> _Work to complete_:
Every entry here needs to be repeated exactly.

(Element data from apps and pages)
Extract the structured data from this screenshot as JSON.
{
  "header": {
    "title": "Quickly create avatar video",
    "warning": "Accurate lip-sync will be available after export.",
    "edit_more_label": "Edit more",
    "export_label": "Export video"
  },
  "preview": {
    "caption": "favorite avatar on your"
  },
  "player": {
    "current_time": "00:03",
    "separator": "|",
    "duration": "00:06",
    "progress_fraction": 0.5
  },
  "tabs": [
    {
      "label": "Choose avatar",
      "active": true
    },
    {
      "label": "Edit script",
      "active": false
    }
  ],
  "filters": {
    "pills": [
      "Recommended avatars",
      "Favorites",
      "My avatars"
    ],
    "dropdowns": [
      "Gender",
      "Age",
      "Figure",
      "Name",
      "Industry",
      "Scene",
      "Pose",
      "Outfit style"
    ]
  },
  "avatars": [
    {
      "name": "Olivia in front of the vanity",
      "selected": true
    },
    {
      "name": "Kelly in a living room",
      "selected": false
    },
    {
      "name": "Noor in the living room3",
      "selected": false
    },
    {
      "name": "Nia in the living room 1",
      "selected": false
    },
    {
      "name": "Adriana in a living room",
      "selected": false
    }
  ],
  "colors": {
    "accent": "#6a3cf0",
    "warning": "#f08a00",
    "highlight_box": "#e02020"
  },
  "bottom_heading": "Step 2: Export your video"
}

> _Output of the exercise_:
Extract the structured data from this screenshot as JSON.
{
  "header": {
    "title": "Quickly create avatar video",
    "warning": "Accurate lip-sync will be available after export.",
    "edit_more_label": "Edit more",
    "export_label": "Export video"
  },
  "preview": {
    "caption": "favorite avatar on your"
  },
  "player": {
    "current_time": "00:03",
    "separator": "|",
    "duration": "00:06",
    "progress_fraction": 0.5
  },
  "tabs": [
    {
      "label": "Choose avatar",
      "active": true
    },
    {
      "label": "Edit script",
      "active": false
    }
  ],
  "filters": {
    "pills": [
      "Recommended avatars",
      "Favorites",
      "My avatars"
    ],
    "dropdowns": [
      "Gender",
      "Age",
      "Figure",
      "Name",
      "Industry",
      "Scene",
      "Pose",
      "Outfit style"
    ]
  },
  "avatars": [
    {
      "name": "Olivia in front of the vanity",
      "selected": true
    },
    {
      "name": "Kelly in a living room",
      "selected": false
    },
    {
      "name": "Noor in the living room3",
      "selected": false
    },
    {
      "name": "Nia in the living room 1",
      "selected": false
    },
    {
      "name": "Adriana in a living room",
      "selected": false
    }
  ],
  "colors": {
    "accent": "#6a3cf0",
    "warning": "#f08a00",
    "highlight_box": "#e02020"
  },
  "bottom_heading": "Step 2: Export your video"
}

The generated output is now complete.